Vinyl LP, Compact Disc (CD)
There’s something oddly satisfying—maybe even comforting—about harsh guitar noise. Philadelphia trio Eye Flys take that satisfaction to another level on their self-titled sophomore offering. On tunes like “Tuck and Roll,” “Sleep Forever,” and pretty much every other track on the album, guitarist/vocalist Jake Smith, bassist Keven Bernsten and drummer Patrick Forrest summon a sound so dense and enveloping that it induces a sensation sonically equivalent to being plunged into a vat of battery acid. Bernsten, the band’s in-house recording engineer, strikes a breathtaking balance between clarity and power. From start to finish, Eye Flys sounds imposingly loud at any volume, even via headphones.
Still, while Bernsten and the band’s high-fidelity heaviness is certainly impressive, it wouldn’t be remarkable on its own. This new album, after all, arrives a full 40 years after The Melvins and underground record label Amphetamine Reptile established the basic blueprint that countless bands have followed ever since. Eye Flys, in fact, wear their love of the AmRep roster, which initially included the likes of The Melvins, Unsane, Helmet, Today Is The Day, Cows, etc, on their sleeve. They also echo the art-damaged angularity and near-psychedelic hues of more experimental acts from the same era, like Barkmarket, Cherubs, and The Jesus Lizard.

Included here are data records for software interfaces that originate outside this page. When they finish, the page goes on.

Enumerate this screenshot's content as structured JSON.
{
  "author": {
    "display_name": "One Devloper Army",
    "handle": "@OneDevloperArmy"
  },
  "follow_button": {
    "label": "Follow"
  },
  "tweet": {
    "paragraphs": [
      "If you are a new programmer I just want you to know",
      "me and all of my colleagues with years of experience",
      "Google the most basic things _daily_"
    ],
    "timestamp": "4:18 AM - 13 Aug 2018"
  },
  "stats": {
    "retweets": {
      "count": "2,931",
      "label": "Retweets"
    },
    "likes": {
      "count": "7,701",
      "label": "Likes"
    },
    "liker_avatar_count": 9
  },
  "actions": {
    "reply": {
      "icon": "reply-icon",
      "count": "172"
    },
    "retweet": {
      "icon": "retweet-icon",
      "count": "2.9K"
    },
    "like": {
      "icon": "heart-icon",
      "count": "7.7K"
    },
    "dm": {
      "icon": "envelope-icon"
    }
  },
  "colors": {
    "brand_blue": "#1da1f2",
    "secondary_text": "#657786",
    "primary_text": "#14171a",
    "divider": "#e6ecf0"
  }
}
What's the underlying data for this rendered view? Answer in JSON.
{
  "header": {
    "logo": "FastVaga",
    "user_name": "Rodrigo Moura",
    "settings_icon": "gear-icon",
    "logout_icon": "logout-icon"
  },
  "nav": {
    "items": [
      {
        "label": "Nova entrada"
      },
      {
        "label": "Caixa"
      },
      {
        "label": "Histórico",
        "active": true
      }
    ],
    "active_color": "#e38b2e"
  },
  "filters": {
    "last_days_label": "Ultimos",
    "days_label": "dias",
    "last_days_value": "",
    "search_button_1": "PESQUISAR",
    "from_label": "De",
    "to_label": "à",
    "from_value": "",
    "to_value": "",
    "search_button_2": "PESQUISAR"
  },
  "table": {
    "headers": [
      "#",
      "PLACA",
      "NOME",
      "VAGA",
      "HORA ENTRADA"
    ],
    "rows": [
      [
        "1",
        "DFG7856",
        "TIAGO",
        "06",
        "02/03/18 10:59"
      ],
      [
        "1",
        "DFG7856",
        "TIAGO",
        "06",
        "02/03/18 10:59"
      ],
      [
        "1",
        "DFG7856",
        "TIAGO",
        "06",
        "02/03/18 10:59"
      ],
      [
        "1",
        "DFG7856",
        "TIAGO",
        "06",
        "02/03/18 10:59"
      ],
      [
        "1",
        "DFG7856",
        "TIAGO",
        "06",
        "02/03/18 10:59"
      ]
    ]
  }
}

If you’re looking for paint-peeling abrasion spiked with dysrhythmic starts and stops, look no further than “Draining Pus.” where at several points the band abruptly halts its forward trudge to wait patiently while dizzying blasts of feedback flood the stereo field. Next, on “Feeding Regression,” Eye Flys switch into an energizing groove. While it would be a huge stretch to describe “Feeding Regression” as danceable, the band demonstrates an agility that stands apart from the relentlessness of the other songs.
Smith, meanwhile, possesses one of the most full-bodied barks to come down the pike since Barkmarket’s Dave Sardy and Crowbar’s Kirk Windstein. Smith is also very convincing when he shouts seemingly straightforward lines like “rip the Band-Aid/ Watch the pus drain” and “Everything around here/ Wants to kill you”—lines that reveal themselves as being shaded with more meaning the more you pay attention to the rest of the lyrics.
What’s most impressive overall is the dedication to guitar tone that Bernsten and company have drawn from groups like The Melvins and Boris. On this album, Eye Flys dial up their tones to be as corrosive as humanly possible, while also doing a masterful job of marrying brute force with texture. And it’s that marriage of elements that puts Eye Flys in a class by themselves, with an album that finds an almost impossible sweet spot between caustic and ear-pleasing.